Diagnosis: Overrated: An Analysis of the Structural Flaws in the NHS
The NHS is falling well below its potential. Even the current unsatisfactory standard of healthcare is not financially sustainable, yet policymakers are often unwilling to challenge what has become a sacrosanct institution. The debate around healthcare needs to move beyond platitudes about the future of the NHS. Too often poor cancer survival rates and other quality measures are ignored, whilst the experiences of countries with much better outcomes, such as those with social insurance systems on continental Europe, are dismissed.
NHS has many structural flaws the demographic timebomb – the NHS is financed on a pure pay-as-you-go basis; all current expenditure is paid out of current revenue, without any old-age reserves. Against the backdrop of an ageing population, this leaves British healthcare highly vulnerable to demographic changes. If NHS productivity remains the same as it has been for two decades, spending will have to rise by nearly 15% of GDP by 2063, and future generations will face huge tax hikes.
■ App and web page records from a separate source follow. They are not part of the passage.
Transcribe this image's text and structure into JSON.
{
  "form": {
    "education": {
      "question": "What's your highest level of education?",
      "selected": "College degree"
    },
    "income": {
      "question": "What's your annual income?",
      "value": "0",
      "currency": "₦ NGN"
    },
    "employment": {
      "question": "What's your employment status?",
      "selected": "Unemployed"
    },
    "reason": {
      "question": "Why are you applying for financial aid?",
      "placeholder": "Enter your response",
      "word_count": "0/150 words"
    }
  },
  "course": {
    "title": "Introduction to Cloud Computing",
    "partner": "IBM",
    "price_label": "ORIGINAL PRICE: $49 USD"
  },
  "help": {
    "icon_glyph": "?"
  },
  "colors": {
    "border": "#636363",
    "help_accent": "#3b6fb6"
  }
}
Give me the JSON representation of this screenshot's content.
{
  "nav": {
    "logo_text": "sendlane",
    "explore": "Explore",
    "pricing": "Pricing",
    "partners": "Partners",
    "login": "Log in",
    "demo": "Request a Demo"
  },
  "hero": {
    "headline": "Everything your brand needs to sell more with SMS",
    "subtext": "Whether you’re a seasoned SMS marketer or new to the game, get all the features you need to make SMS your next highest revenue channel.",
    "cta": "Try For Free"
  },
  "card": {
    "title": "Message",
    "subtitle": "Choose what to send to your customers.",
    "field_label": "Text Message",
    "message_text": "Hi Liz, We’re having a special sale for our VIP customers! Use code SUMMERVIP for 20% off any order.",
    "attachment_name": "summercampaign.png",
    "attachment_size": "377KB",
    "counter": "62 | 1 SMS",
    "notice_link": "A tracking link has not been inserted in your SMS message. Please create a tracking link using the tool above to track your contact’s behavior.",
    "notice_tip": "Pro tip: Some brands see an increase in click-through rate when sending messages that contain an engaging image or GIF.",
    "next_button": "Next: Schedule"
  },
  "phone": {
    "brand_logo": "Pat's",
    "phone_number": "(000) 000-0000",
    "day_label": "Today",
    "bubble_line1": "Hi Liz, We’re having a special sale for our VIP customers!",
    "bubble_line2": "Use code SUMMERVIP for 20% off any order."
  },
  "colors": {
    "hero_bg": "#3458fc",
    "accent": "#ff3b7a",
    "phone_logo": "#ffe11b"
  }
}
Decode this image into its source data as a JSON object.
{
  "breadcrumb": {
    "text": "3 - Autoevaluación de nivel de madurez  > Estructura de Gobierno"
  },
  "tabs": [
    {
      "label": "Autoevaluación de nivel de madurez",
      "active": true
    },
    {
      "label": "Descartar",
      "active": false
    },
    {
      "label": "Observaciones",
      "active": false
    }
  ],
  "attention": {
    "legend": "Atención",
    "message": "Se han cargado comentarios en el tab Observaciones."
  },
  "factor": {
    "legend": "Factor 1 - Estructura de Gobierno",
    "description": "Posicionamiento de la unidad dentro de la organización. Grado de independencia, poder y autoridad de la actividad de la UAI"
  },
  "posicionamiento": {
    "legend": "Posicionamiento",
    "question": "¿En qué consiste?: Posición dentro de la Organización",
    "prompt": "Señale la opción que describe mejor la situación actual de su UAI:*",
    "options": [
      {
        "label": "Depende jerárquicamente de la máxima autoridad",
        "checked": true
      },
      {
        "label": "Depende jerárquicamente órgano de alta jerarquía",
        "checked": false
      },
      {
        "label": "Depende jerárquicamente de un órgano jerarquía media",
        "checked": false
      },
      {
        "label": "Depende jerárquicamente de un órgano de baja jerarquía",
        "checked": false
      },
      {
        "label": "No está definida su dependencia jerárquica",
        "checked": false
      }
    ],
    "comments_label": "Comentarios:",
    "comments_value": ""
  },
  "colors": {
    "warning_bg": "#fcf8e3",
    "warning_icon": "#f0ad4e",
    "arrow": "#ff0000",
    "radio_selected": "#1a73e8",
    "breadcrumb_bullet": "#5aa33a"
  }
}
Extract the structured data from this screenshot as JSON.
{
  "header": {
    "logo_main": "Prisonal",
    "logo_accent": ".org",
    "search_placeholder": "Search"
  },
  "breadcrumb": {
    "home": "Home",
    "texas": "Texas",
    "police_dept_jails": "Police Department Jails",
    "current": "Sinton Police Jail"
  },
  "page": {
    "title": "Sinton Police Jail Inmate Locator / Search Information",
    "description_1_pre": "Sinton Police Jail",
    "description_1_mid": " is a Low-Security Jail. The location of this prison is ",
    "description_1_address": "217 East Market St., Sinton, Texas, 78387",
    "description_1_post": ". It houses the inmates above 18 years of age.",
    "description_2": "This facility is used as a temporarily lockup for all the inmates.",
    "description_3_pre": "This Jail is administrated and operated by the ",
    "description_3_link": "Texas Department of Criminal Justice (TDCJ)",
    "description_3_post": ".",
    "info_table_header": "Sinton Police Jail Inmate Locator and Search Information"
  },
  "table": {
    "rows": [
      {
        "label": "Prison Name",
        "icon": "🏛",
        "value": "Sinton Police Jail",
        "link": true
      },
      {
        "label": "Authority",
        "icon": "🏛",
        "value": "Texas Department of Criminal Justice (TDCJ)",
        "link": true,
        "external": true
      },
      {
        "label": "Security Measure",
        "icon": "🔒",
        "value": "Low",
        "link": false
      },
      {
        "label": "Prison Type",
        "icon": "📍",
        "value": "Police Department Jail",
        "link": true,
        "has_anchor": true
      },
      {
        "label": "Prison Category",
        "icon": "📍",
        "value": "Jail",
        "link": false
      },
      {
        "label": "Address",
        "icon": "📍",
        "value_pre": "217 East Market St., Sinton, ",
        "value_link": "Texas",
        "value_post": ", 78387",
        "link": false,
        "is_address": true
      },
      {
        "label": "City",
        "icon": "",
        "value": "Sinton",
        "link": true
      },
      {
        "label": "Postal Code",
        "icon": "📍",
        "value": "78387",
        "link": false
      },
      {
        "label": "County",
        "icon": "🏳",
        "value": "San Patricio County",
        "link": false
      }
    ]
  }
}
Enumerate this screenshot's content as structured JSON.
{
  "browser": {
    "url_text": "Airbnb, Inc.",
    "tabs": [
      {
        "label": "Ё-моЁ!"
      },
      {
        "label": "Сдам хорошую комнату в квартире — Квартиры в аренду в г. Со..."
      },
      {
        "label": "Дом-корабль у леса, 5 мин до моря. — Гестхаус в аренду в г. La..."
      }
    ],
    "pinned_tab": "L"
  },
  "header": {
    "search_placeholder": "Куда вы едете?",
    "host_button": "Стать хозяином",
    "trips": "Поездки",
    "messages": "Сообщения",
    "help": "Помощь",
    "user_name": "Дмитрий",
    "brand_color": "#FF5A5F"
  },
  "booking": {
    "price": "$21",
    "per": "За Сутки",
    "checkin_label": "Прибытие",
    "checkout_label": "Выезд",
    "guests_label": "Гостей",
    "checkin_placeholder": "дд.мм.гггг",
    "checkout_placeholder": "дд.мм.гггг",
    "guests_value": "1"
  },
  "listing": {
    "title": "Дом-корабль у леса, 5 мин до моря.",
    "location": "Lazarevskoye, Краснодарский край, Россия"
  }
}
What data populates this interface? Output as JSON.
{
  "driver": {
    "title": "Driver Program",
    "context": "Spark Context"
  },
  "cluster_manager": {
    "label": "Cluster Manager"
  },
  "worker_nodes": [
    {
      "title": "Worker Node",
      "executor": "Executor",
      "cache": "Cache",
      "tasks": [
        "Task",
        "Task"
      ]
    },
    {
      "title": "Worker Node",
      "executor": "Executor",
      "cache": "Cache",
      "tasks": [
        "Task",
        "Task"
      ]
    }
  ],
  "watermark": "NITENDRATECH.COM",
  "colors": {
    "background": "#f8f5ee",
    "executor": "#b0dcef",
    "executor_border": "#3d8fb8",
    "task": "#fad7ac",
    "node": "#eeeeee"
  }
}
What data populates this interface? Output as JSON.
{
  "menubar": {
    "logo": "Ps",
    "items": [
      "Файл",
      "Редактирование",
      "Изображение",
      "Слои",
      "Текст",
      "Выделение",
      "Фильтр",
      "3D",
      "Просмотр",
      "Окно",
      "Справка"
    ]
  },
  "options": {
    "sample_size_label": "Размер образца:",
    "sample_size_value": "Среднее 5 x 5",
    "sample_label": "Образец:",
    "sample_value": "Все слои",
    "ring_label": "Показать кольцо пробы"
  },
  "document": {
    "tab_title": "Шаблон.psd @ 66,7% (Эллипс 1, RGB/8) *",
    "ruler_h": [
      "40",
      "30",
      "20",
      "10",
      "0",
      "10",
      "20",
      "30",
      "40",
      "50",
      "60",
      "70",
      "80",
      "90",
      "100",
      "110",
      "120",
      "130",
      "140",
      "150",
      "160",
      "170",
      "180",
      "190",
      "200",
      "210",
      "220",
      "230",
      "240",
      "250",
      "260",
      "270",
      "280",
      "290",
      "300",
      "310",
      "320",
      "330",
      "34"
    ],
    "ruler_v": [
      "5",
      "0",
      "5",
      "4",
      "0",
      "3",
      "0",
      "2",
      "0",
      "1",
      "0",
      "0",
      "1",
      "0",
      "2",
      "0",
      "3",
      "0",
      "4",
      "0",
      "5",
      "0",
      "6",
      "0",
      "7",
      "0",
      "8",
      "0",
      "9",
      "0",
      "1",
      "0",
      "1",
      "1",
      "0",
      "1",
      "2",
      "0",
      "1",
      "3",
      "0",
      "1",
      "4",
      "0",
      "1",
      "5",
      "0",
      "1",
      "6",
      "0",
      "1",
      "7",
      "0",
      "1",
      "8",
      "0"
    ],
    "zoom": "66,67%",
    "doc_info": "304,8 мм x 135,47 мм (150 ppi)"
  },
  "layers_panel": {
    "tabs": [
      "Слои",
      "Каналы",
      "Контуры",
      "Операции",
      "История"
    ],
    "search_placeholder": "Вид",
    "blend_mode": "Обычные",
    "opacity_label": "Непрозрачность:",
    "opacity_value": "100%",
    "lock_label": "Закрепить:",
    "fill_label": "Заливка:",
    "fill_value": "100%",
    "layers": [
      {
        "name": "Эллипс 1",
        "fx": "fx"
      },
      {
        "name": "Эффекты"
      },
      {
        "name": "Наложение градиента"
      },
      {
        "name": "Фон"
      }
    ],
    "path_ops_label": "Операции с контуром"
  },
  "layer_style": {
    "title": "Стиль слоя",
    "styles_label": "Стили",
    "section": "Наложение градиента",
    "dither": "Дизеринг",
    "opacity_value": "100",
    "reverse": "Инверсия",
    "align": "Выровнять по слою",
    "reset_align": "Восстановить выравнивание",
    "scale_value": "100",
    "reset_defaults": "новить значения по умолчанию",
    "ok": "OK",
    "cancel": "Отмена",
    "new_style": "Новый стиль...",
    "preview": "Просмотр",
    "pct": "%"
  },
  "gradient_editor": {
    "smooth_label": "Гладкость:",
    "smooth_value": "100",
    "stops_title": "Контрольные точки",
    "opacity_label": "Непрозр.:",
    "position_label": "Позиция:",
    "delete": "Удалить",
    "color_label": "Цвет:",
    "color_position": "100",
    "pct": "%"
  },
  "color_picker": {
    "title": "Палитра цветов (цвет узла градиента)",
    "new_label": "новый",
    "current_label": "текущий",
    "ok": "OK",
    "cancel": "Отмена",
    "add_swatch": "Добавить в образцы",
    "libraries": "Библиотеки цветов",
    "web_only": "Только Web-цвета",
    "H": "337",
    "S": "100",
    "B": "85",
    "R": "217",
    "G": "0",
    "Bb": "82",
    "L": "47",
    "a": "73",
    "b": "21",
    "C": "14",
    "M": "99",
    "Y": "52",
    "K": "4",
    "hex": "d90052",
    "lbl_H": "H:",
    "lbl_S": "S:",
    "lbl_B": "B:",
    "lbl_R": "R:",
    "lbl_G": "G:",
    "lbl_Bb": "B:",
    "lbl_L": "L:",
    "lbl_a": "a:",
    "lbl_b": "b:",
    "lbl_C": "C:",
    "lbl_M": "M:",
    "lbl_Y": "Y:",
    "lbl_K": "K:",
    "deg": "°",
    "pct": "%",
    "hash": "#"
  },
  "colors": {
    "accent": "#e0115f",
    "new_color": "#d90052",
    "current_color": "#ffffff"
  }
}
The funding structure is also flawed – free at the point of use provision has stymied pressure to harness technological innovations for cost-cutting. This is why cost-inflating innovations dominate and why productivity and efficiency are so low. Centralization means patients are often treated homogenously, rather than as individuals with varying wants and needs. This prevents innovation and the use of new technologies. The NHS is a tax-funded system, which leads to a lack of transparency. It is virtually impossible for taxpayers to work out how much they pay for healthcare.
Other issues with the NHS include political domination and the desire to “leave a mark”, poor health outcomes (the UK’s cancer survival rates never comes close to the top 12), and lack of patient choice.